A dear friend who also has a child with a disability gave me a book to read, Out of My Mind by Susan Draper. It is a fictional book written for middle school aged children, so it is a very easy read. Although it is easy to read, it is still very powerful. It is about a girl with CP who is in a wheelchair and is non-verbal. It is written from her perspective. After reading the book, I truly do not look at Wade the same way. For me, communication is the most important thing. If Wade couldn't communicate with me, my world would crumble. Not to mention how trapped and frustrated he would be if I couldn't access his sweet soul. I knew that before reading this book, but the book challenged me to dig deeper and find out more.
Anyway, those are my thoughts. And for the record, no where in IDEA Law does it say that we have to prove our children's intellect in order for them to be given the opportunity to have access to the same education as everyone else. (I realize that wasn't the intent of the post, but there seems to be a lot of misunderstanding of the law because of what school districts "get away with" telling parents.) They have the right to be in the same classroom as everyone else because they were born!

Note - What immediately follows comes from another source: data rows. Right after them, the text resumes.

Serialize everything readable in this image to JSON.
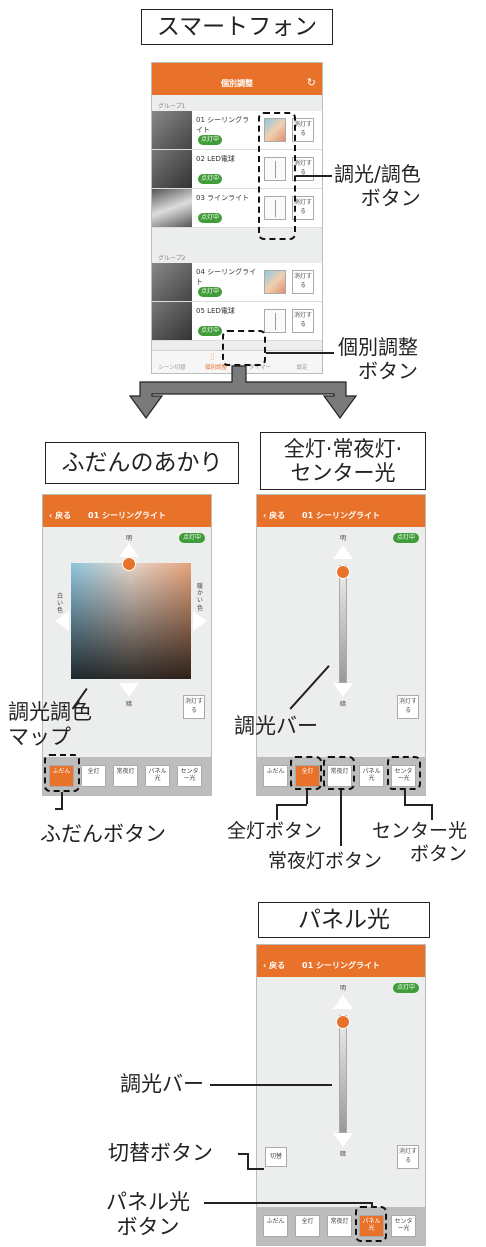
{
  "top": {
    "title": "スマートフォン",
    "screen": {
      "nav_title": "個別調整",
      "groups": [
        {
          "label": "グループ1",
          "rows": [
            {
              "name": "01 シーリングライト",
              "status": "点灯中",
              "btn": "消灯する"
            },
            {
              "name": "02 LED電球",
              "status": "点灯中",
              "btn": "消灯する"
            },
            {
              "name": "03 ラインライト",
              "status": "点灯中",
              "btn": "消灯する"
            }
          ]
        },
        {
          "label": "グループ2",
          "rows": [
            {
              "name": "04 シーリングライト",
              "status": "点灯中",
              "btn": "消灯する"
            },
            {
              "name": "05 LED電球",
              "status": "点灯中",
              "btn": "消灯する"
            }
          ]
        }
      ],
      "tabs": [
        "シーン切替",
        "個別調整",
        "タイマー",
        "設定"
      ]
    },
    "callout_dimming": [
      "調光/調色",
      "ボタン"
    ],
    "callout_individual": [
      "個別調整",
      "ボタン"
    ]
  },
  "left_panel": {
    "title": "ふだんのあかり",
    "back": "戻る",
    "nav_title": "01 シーリングライト",
    "status": "点灯中",
    "bright": "明",
    "dark": "暗",
    "white": "白い色",
    "warm": "暖かい色",
    "off_btn": "消灯する",
    "modes": [
      "ふだん",
      "全灯",
      "常夜灯",
      "パネル光",
      "センター光"
    ],
    "callout_map": [
      "調光調色",
      "マップ"
    ],
    "callout_btn": "ふだんボタン"
  },
  "right_panel": {
    "title": [
      "全灯·常夜灯·",
      "センター光"
    ],
    "back": "戻る",
    "nav_title": "01 シーリングライト",
    "status": "点灯中",
    "bright": "明",
    "dark": "暗",
    "off_btn": "消灯する",
    "modes": [
      "ふだん",
      "全灯",
      "常夜灯",
      "パネル光",
      "センター光"
    ],
    "callout_bar": "調光バー",
    "callout_all": "全灯ボタン",
    "callout_night": "常夜灯ボタン",
    "callout_center": [
      "センター光",
      "ボタン"
    ]
  },
  "bottom_panel": {
    "title": "パネル光",
    "back": "戻る",
    "nav_title": "01 シーリングライト",
    "status": "点灯中",
    "bright": "明",
    "dark": "暗",
    "switch_btn": "切替",
    "off_btn": "消灯する",
    "modes": [
      "ふだん",
      "全灯",
      "常夜灯",
      "パネル光",
      "センター光"
    ],
    "callout_bar": "調光バー",
    "callout_switch": "切替ボタン",
    "callout_panel": [
      "パネル光",
      "ボタン"
    ]
  },
  "colors": {
    "accent": "#e8722a",
    "status_green": "#3f9c38"
  }
}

Thankfully, some of my anger has subsided this week. I don't think it's healthy to stay in a state of anger, but I do believe that anger can be beneficial when directed in a positive way. I hope you can gain some insight from the above articles and that they speak to you and convict you of some things as much as they did me. If anyone is interested in seeing "Including Samuel", I have a copy you can borrow. Or better yet, purchase your copy here. It's well worth the 25 bucks!